Now I live in Italy and this year I spent my summer holiday in stunning Amalfi, on the wonderful Amalfi coast. I took my Yamaha Raptor 700R quad with me and used it to explore the area, almost every day. Well one day I was off road, just exploring an area above Scala when I met three lovely dogs, they kind of greeted me in a very friendly way and they seemed to be telling me that they were rather hungry. As I looked around I could see that they were indeed quite slim (2 out of 3) and they did not appear to have any form of food or water available.

So well I kind of “adopted” them. I guessed that they already had names as they were so friendly that they were not strays so I did not make up any names, but in the countryside the locals keep dogs but perhaps do not feed them every day. So having made friends with all 3 I headed off to the local shops to get some dog food and some aluminium dishes to feed and water them.

I decided that I should not feed them every day as that would perhaps ensure that they gave up any hunting activities as I guessed that they could perhaps catch some mice or other small snacks. So I started to visit them every second day and we became the best of friends. The largest and oldest of the three was obviously the boss but as he is almost blind the other two manage to grab some of his food. But when I gave them everything in a single bowl he would eat about 70%, the black and white guy might get 20% and the runt of the group managed to grab the remaining crumbs.

So I refined my feeding strategy and using 3 bowls placed a good distance apart I managed to get them to share the food rather more equally. And over the 3 weeks of our friendship the runt grew a little as the other guys allowed him to get a bit more of the food, so really it worked quite well. And then one day I met their owner and he proved to be a really nice guy called Antonio and he thanked me profusely for looking after them and he confessed that he sometimes did not come every day so yes, sometimes they got hungry BUT they had plenty of water.

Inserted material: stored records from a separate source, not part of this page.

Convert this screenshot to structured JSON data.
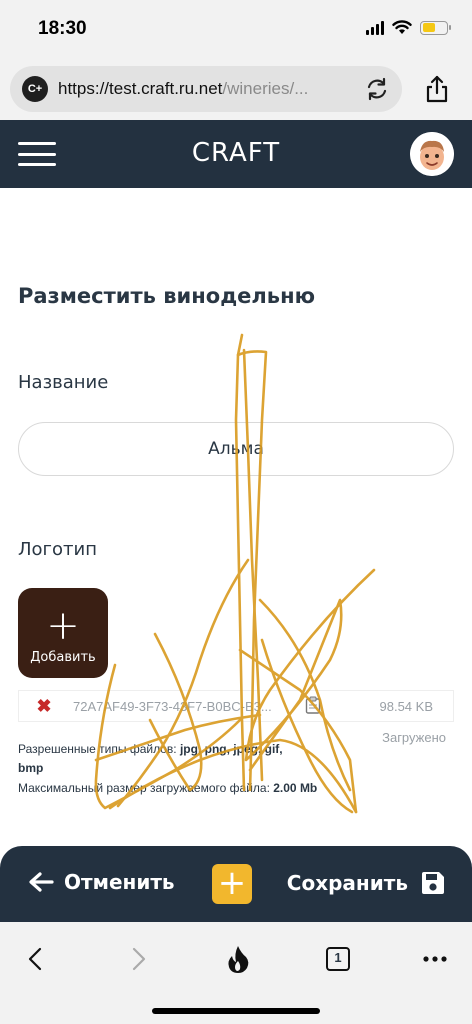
{
  "status_bar": {
    "time": "18:30"
  },
  "browser": {
    "url_host": "https://test.craft.ru.net",
    "url_path": "/wineries/...",
    "site_icon_text": "C+",
    "tab_count": "1"
  },
  "header": {
    "brand": "CRAFT"
  },
  "form": {
    "title": "Разместить винодельню",
    "name_label": "Название",
    "name_value": "Альма",
    "logo_label": "Логотип",
    "add_button_label": "Добавить",
    "file": {
      "name": "72A7AF49-3F73-43F7-B0BC-B3...",
      "size": "98.54 KB",
      "status": "Загружено"
    },
    "allowed_types_prefix": "Разрешенные типы файлов: ",
    "allowed_types": "jpg, png, jpeg, gif,",
    "allowed_types_cont": "bmp",
    "max_size_prefix": "Максимальный размер загружаемого файла: ",
    "max_size": "2.00 Mb"
  },
  "actions": {
    "cancel_label": "Отменить",
    "save_label": "Сохранить"
  },
  "colors": {
    "header_bg": "#233140",
    "accent": "#f2b72d",
    "add_button_bg": "#3a1f14",
    "scribble": "#d99a1e"
  },
  "icons": [
    "hamburger-icon",
    "reload-icon",
    "share-icon",
    "arrow-left-icon",
    "plus-icon",
    "save-icon",
    "back-icon",
    "forward-icon",
    "fire-icon",
    "tabs-icon",
    "more-icon"
  ]
}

Well that was August. Now I go most weekends to Amalfi and of course I go to see the guys. They are great!!!

Call or text or whatsapp me on +39 333 8153190 or email me on simon.f@spirometry.com.